* _Task_
Give the data below again, word for word.
Records for this exercise Block Start
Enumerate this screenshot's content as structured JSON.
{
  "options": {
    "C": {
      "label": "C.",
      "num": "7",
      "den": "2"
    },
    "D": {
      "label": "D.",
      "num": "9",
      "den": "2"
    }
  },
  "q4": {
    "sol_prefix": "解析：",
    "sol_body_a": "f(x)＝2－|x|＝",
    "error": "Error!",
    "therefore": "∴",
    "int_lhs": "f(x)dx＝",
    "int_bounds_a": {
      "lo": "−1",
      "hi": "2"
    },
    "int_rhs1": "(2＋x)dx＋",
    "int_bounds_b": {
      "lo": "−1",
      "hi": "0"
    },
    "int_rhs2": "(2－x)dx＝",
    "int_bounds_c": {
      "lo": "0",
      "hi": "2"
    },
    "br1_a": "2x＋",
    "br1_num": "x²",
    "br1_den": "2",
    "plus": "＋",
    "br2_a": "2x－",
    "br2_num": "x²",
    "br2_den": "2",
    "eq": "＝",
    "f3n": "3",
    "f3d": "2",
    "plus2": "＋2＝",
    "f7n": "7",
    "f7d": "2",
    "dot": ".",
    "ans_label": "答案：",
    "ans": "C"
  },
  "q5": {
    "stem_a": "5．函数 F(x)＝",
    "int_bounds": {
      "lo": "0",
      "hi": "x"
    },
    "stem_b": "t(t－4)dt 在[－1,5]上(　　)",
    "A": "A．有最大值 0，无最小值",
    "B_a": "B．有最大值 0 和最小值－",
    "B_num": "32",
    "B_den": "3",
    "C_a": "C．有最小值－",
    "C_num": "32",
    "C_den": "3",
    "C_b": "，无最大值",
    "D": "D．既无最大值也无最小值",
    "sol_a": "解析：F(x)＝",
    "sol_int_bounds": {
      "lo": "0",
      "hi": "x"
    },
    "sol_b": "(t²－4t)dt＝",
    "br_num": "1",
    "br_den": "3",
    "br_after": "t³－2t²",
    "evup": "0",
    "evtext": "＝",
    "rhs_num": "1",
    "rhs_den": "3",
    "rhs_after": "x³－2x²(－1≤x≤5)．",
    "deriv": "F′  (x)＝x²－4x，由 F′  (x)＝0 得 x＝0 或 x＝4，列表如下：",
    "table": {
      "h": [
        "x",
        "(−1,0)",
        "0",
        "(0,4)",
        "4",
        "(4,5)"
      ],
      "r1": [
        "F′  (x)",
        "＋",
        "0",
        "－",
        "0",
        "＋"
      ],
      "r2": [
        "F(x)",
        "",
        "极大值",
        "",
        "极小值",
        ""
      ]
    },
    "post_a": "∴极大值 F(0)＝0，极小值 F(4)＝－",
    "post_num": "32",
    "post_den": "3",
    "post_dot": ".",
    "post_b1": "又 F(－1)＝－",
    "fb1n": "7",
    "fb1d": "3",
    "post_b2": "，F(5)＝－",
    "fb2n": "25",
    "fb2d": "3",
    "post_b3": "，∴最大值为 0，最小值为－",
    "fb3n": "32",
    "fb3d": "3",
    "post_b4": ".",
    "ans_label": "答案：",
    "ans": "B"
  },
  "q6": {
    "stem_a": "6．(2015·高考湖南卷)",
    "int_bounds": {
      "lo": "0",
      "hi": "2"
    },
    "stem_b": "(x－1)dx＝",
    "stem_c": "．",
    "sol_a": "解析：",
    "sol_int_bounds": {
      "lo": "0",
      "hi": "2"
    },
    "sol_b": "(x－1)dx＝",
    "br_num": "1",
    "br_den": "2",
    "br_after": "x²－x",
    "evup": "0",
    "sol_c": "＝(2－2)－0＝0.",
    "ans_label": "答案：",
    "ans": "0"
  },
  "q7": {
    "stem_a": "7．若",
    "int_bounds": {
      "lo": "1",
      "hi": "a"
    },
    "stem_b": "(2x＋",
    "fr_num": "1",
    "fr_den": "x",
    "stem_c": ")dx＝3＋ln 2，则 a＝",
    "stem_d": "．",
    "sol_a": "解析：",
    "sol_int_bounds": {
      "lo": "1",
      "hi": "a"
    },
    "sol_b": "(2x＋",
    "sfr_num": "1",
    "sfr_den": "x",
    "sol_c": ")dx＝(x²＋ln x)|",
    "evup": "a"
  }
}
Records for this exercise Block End
* _Solution for this problem_
Enumerate this screenshot's content as structured JSON.
{
  "options": {
    "C": {
      "label": "C.",
      "num": "7",
      "den": "2"
    },
    "D": {
      "label": "D.",
      "num": "9",
      "den": "2"
    }
  },
  "q4": {
    "sol_prefix": "解析：",
    "sol_body_a": "f(x)＝2－|x|＝",
    "error": "Error!",
    "therefore": "∴",
    "int_lhs": "f(x)dx＝",
    "int_bounds_a": {
      "lo": "−1",
      "hi": "2"
    },
    "int_rhs1": "(2＋x)dx＋",
    "int_bounds_b": {
      "lo": "−1",
      "hi": "0"
    },
    "int_rhs2": "(2－x)dx＝",
    "int_bounds_c": {
      "lo": "0",
      "hi": "2"
    },
    "br1_a": "2x＋",
    "br1_num": "x²",
    "br1_den": "2",
    "plus": "＋",
    "br2_a": "2x－",
    "br2_num": "x²",
    "br2_den": "2",
    "eq": "＝",
    "f3n": "3",
    "f3d": "2",
    "plus2": "＋2＝",
    "f7n": "7",
    "f7d": "2",
    "dot": ".",
    "ans_label": "答案：",
    "ans": "C"
  },
  "q5": {
    "stem_a": "5．函数 F(x)＝",
    "int_bounds": {
      "lo": "0",
      "hi": "x"
    },
    "stem_b": "t(t－4)dt 在[－1,5]上(　　)",
    "A": "A．有最大值 0，无最小值",
    "B_a": "B．有最大值 0 和最小值－",
    "B_num": "32",
    "B_den": "3",
    "C_a": "C．有最小值－",
    "C_num": "32",
    "C_den": "3",
    "C_b": "，无最大值",
    "D": "D．既无最大值也无最小值",
    "sol_a": "解析：F(x)＝",
    "sol_int_bounds": {
      "lo": "0",
      "hi": "x"
    },
    "sol_b": "(t²－4t)dt＝",
    "br_num": "1",
    "br_den": "3",
    "br_after": "t³－2t²",
    "evup": "0",
    "evtext": "＝",
    "rhs_num": "1",
    "rhs_den": "3",
    "rhs_after": "x³－2x²(－1≤x≤5)．",
    "deriv": "F′  (x)＝x²－4x，由 F′  (x)＝0 得 x＝0 或 x＝4，列表如下：",
    "table": {
      "h": [
        "x",
        "(−1,0)",
        "0",
        "(0,4)",
        "4",
        "(4,5)"
      ],
      "r1": [
        "F′  (x)",
        "＋",
        "0",
        "－",
        "0",
        "＋"
      ],
      "r2": [
        "F(x)",
        "",
        "极大值",
        "",
        "极小值",
        ""
      ]
    },
    "post_a": "∴极大值 F(0)＝0，极小值 F(4)＝－",
    "post_num": "32",
    "post_den": "3",
    "post_dot": ".",
    "post_b1": "又 F(－1)＝－",
    "fb1n": "7",
    "fb1d": "3",
    "post_b2": "，F(5)＝－",
    "fb2n": "25",
    "fb2d": "3",
    "post_b3": "，∴最大值为 0，最小值为－",
    "fb3n": "32",
    "fb3d": "3",
    "post_b4": ".",
    "ans_label": "答案：",
    "ans": "B"
  },
  "q6": {
    "stem_a": "6．(2015·高考湖南卷)",
    "int_bounds": {
      "lo": "0",
      "hi": "2"
    },
    "stem_b": "(x－1)dx＝",
    "stem_c": "．",
    "sol_a": "解析：",
    "sol_int_bounds": {
      "lo": "0",
      "hi": "2"
    },
    "sol_b": "(x－1)dx＝",
    "br_num": "1",
    "br_den": "2",
    "br_after": "x²－x",
    "evup": "0",
    "sol_c": "＝(2－2)－0＝0.",
    "ans_label": "答案：",
    "ans": "0"
  },
  "q7": {
    "stem_a": "7．若",
    "int_bounds": {
      "lo": "1",
      "hi": "a"
    },
    "stem_b": "(2x＋",
    "fr_num": "1",
    "fr_den": "x",
    "stem_c": ")dx＝3＋ln 2，则 a＝",
    "stem_d": "．",
    "sol_a": "解析：",
    "sol_int_bounds": {
      "lo": "1",
      "hi": "a"
    },
    "sol_b": "(2x＋",
    "sfr_num": "1",
    "sfr_den": "x",
    "sol_c": ")dx＝(x²＋ln x)|",
    "evup": "a"
  }
}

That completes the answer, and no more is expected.